[Task description]: The response should be an exact repetition of all the entries.

=== Section Start ===

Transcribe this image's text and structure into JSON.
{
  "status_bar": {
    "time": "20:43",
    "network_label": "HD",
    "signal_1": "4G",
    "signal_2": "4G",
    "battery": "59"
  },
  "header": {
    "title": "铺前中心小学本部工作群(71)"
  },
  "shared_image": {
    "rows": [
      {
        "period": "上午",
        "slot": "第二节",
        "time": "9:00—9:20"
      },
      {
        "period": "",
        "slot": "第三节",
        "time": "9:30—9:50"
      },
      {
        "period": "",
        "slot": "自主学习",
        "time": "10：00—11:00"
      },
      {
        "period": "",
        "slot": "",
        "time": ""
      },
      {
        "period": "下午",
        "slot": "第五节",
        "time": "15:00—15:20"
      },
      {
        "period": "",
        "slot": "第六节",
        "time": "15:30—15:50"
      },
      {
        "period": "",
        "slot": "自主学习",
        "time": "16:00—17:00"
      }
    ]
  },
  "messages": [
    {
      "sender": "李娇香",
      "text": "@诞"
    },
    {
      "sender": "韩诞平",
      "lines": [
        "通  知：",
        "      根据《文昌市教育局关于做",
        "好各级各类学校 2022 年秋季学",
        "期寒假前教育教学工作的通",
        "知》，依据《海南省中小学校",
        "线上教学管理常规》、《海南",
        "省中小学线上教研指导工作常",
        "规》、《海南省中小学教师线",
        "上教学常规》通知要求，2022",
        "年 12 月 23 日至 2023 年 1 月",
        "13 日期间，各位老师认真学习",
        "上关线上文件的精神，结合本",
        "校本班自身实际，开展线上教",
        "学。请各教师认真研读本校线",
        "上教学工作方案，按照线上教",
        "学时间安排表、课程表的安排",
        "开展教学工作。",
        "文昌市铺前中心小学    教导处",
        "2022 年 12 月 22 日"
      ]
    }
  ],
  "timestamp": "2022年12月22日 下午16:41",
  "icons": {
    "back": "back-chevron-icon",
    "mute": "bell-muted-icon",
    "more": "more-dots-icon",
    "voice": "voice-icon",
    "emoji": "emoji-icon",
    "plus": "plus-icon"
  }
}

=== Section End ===

[Exercise response]:
Transcribe this image's text and structure into JSON.
{
  "status_bar": {
    "time": "20:43",
    "network_label": "HD",
    "signal_1": "4G",
    "signal_2": "4G",
    "battery": "59"
  },
  "header": {
    "title": "铺前中心小学本部工作群(71)"
  },
  "shared_image": {
    "rows": [
      {
        "period": "上午",
        "slot": "第二节",
        "time": "9:00—9:20"
      },
      {
        "period": "",
        "slot": "第三节",
        "time": "9:30—9:50"
      },
      {
        "period": "",
        "slot": "自主学习",
        "time": "10：00—11:00"
      },
      {
        "period": "",
        "slot": "",
        "time": ""
      },
      {
        "period": "下午",
        "slot": "第五节",
        "time": "15:00—15:20"
      },
      {
        "period": "",
        "slot": "第六节",
        "time": "15:30—15:50"
      },
      {
        "period": "",
        "slot": "自主学习",
        "time": "16:00—17:00"
      }
    ]
  },
  "messages": [
    {
      "sender": "李娇香",
      "text": "@诞"
    },
    {
      "sender": "韩诞平",
      "lines": [
        "通  知：",
        "      根据《文昌市教育局关于做",
        "好各级各类学校 2022 年秋季学",
        "期寒假前教育教学工作的通",
        "知》，依据《海南省中小学校",
        "线上教学管理常规》、《海南",
        "省中小学线上教研指导工作常",
        "规》、《海南省中小学教师线",
        "上教学常规》通知要求，2022",
        "年 12 月 23 日至 2023 年 1 月",
        "13 日期间，各位老师认真学习",
        "上关线上文件的精神，结合本",
        "校本班自身实际，开展线上教",
        "学。请各教师认真研读本校线",
        "上教学工作方案，按照线上教",
        "学时间安排表、课程表的安排",
        "开展教学工作。",
        "文昌市铺前中心小学    教导处",
        "2022 年 12 月 22 日"
      ]
    }
  ],
  "timestamp": "2022年12月22日 下午16:41",
  "icons": {
    "back": "back-chevron-icon",
    "mute": "bell-muted-icon",
    "more": "more-dots-icon",
    "voice": "voice-icon",
    "emoji": "emoji-icon",
    "plus": "plus-icon"
  }
}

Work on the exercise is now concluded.